Amberley Publishing - Transport, Military, Local and General History

A-Z of Stamford by Christopher Davies

When asked to write an A-Z of Stamford, the task seemed restively simple. However, once I gave it some thought, I realised that there were two questions that needed to be addressed before I could start putting pen to paper. The first of these was ‘who am I writing this for’ and, secondly, can I find sufficient material to cover every letter of the alphabet.

The first question is possibly the most problematic. Serious historians of Stamford (of which there are many) will already be well acquainted with most aspects of its history. So, after much thought, I decided to aim this book at the newcomer to the town and those with a passing interest in local history.

The Eleanor Cross at Geddington. (A-Z of Stamford, Amberley Publishing)

The question of what to include in an A-Z was much more taxing. What I wanted to do was to give an overview of the town’s development within the constraints of the brief from Amberley. Generally speaking, the first half of the alphabet does not tend to cause huge problems. In fact, it would probably be quite easy to fill a book just using the first half of the alphabet. It does mean however, that it is necessary to carefully select those aspects of the town’s history which will be of interest to the casual reader, and present an overview of the town’s history.

From O onwards however, is a different matter, particularly X, Y and Z. In writing the A-Z of Stamford I was fairly certain of being able to cover most letters of the alphabet. The letter K caused a problem however, and I had to fall back on Klips Hill, which was the earlier name for Barn Hill. The letter X was always going to be a problem, as X does not figure at all in local personal names or place names. However, a flash of inspiration reminded me about the incised X on certain buildings to denote parish boundaries. The six parishes of Stamford were irregular in shape. Reference to Knipe’s map of 1833, for example, shows that St John’s parish was in two parts, separated by All Saints parish; St Michael’s parish was separated by part of St George’s parish. However, for a number of reasons, it was important for people to know in which parish they lived. The answer to this was to place an incised cross on to buildings where two parish boundaries met. Over the years, some 29 such marks have been located in the town, although they are ever in danger from re-building and alterations to buildings. Some years ago, the Lord Burghley public house was completely rebuilt, and it was only intervention from the writer of this blog that ensured that the parish boundary mark on the front of the building was preserved.

Parish boundary mark. This particular mark is to be found at the entrance to the Theatre Cellar Bar in St George's Square. (A-Z of Stamford, Amberley Publishing)

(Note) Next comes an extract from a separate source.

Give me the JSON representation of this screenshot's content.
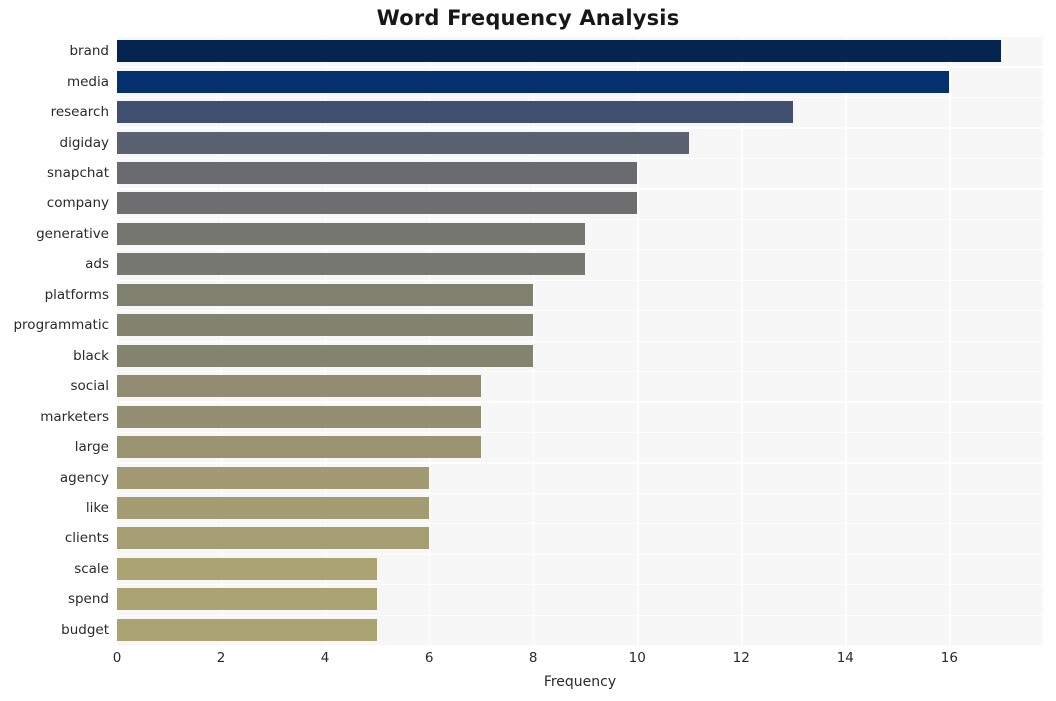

For the letter Q I decided to use the Queen Eleanor’s cross that once stood on Casterton Road. The main reason for this was that it presented the opportunity to re-examine the evidence for where it actually stood.  The 17th century Town Clerk and historian Richard Butcher, seems to have it firmly placed in the area of Clock House on Casterton Road. Later evidence very clearly has it in the area of Foxdales. In 1745, William Stukeley reported that the base of the cross had been discovered half a mile north of Stamford. In 1993, a fragment of Purbeck marble was found in the garden of Stukeley House in Barn Hill (William Stukeley’s home in the 1740s). The appearance of this fragment accorded with the description of the upper shaft of the Stamford Eleanor Cross which Stukeley claimed to have found in 1745 on Anemone Hill, which is the upper part of Casterton Road. It looks therefore as if Butcher was wrong in where he placed the cross in the 17th century. This however leads to an interesting question. Butcher was reporting what he could see; so if what he could see was not the Eleanor Cross, what was it? For illustrative purposes, I had to use the Eleanor Cross at Geddington as my example. Fortunately, it is said to be stylistically for similar to the one that once stood in Stamford.

I have to confess that Z was something of a cop-out. Search as I might, I could not find anything significant in the town’s history that I could use. However, searching through my stock of newspaper cuttings, I came across a report of Zeppelins circling the town in 1916 and 1917. Not unusual I suspect given the proximity of a Royal Flying Corps base just a mile to the south of the town.

Writing the book has been an interesting exercise, even for someone who has been involved in Stamford’s local history for over forty years. It has certainly forced me to re-think a number of aspects of the town’s history, and to put myself in the place of someone new to the town or just visiting who wants to know a little about Stamford’s history.

Christopher Davies's new book A-Z of Stamford is available for purchase now.